“MARK ZUCKERBERG, dead at 32, denies Facebook has problem with fake news.” The satirical headline, which made the rounds online this week, nicely encapsulates the most recent woes of the world’s largest social network: its algorithms, critics say, filled users’ newsfeeds with misinformation—and in the process influenced the American election result. But this is not the only problem the firm is grappling with. A volatile share price, privacy policies and advertising metrics have also kept Mr Zuckerberg (pictured) busy.

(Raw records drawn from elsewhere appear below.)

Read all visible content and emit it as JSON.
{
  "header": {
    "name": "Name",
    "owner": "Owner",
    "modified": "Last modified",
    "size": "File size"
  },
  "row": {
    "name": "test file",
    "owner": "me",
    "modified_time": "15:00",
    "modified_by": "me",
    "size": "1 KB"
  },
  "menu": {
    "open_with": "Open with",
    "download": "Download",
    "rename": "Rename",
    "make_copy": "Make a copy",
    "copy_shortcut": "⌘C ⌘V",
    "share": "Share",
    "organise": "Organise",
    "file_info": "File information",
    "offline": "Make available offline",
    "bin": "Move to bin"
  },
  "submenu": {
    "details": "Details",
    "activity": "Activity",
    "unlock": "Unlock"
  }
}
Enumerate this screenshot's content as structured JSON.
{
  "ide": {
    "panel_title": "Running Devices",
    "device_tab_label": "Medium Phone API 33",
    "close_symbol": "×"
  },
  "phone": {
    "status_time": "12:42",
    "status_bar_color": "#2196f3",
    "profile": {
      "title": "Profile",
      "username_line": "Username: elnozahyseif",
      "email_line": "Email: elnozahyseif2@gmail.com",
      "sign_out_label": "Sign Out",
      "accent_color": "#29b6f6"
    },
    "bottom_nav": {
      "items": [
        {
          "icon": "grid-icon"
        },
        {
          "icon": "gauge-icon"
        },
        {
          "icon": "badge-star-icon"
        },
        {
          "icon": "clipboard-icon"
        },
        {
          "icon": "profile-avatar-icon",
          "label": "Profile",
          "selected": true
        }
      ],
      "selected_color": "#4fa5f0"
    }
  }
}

“News” that the Pope had endorsed Donald Trump or that a pizzeria in Washington, DC, is the home base of a child-abuse ring led by Hillary Clinton, were not confined to Facebook (nor were fake stories only a right-wing phenomenon). They often originate elsewhere, for instance on fake-news websites in Macedonia, which make good money via online ads, and on Twitter. But Facebook’s algorithms give prominence to such misinformation. They are tuned to maximise “engagement”, meaning they present users with the type of content that has already piqued their interest, as outrageous headlines tend to do.
Yet despite…Continue reading